The Other Greeks

This passionate book leads us outside the city walls to the countryside, where the majority of the Greek citizenry lived, to find the true source of the cultural wealth of Greek civilization.

The Other Greeks

Victor Hanson shows that the "Greek revolution" was not the rise of a free and democratic urban culture, but rather the historic innovation of the independent family farm."--BOOK JACKET.

Demosthenes of Athens and the Fall of Classical Greece

In this biography---the first written in English for almost a century---Ian Worthington brings the great orator's career vividly to life.

Demosthenes of Athens and the Fall of Classical Greece

In this biography---the first written in English for almost a century---Ian Worthington brings the great orator's career vividly to life. He provides a moving narrative of Demosthenes' humble and difficult beginnings, his fierce rivalries with other Athenian politicians, his victories and defeats in the public Assembly, and finally his posthumous influence as a politician and orator. In doing so, Worthington offers new insights into Demosthenes' motives and how he shaped his policy to achieve political power.
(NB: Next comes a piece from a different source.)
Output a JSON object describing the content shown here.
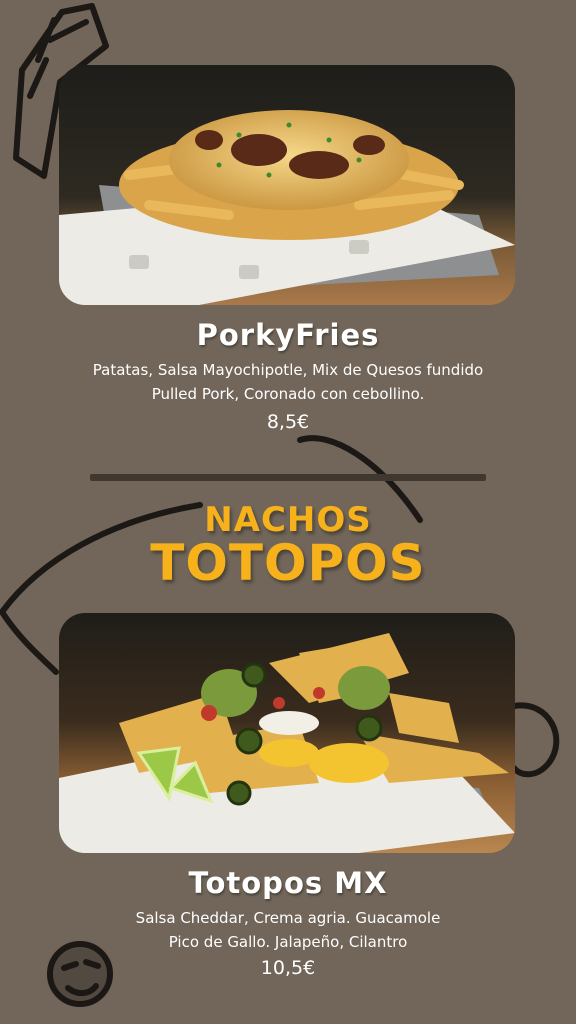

Set against the rich backdrop of late classical Athens and Macedonia, this biography will appeal to all readers interested in the history and heritage of ancient Greece. All quotations from Demosthenes' speeches are translated and briefly discussed in order for both professional and non-professional readers to appreciate his rhetorical genius.

Rhetoric and Power

As a form of rhetorical criticism, this volume offers challenging new readings to canonical works such as Aeschylus’s Persians, Gorgias’s Helen, Aristophanes’s Birds, and Isocrates’s Nicocles by reading them as reflections of the ...

Rhetoric and Power

Through Rhetoric and Power, Nathan Crick dramatizes the history of rhetoric by explaining its origin and development in Classical Greece beginning the oral displays of Homeric eloquence in a time of kings following its ascent to power during the age of Pericles and the Sophists, and ending with its transformation into a rational discipline with Aristotle in a time of literacy and empire. Crick advances the thesis that rhetoric is primarily a medium and artistry of power, but that the relationship between rhetoric and power at any point in time is a product of historical conditions, not the least of which is the development and availability of communication media. With chapters in chronological order investigating major works by Homer, Heraclitus, Aeschylus, Protagoras, Gorgias, Thucydides, Aristophanes, Plato, Isocrates, and Aristotle, Rhetoric and Power tells the story of the rise and fall of classical Greece while simultaneously developing rhetorical theory from the close criticism of particular texts. As a form of rhetorical criticism, this volume offers challenging new readings to canonical works like Aeschylus’s Persians, Gorgias’s Helen, Aristophanes’s Birds, and Isocrates’s Nicocles by reading them as reflections of the political culture of their time. Through this theoretical inquiry, Crick uses these criticisms to articulate and define a plurality of rhetorical genres and concepts, such as heroic eloquence, tragicomedy, representative publicity, ideology, and the public sphere, and their relationships to different structures and ethics of power, such as monarchy, democracy, aristocracy, and empire. Rhetoric and Power thus provides the foundation for rhetorical history, criticism, and theory that draws on contemporary research to prove again the incredible richness of the classical tradition for contemporary rhetorical scholarship and practice.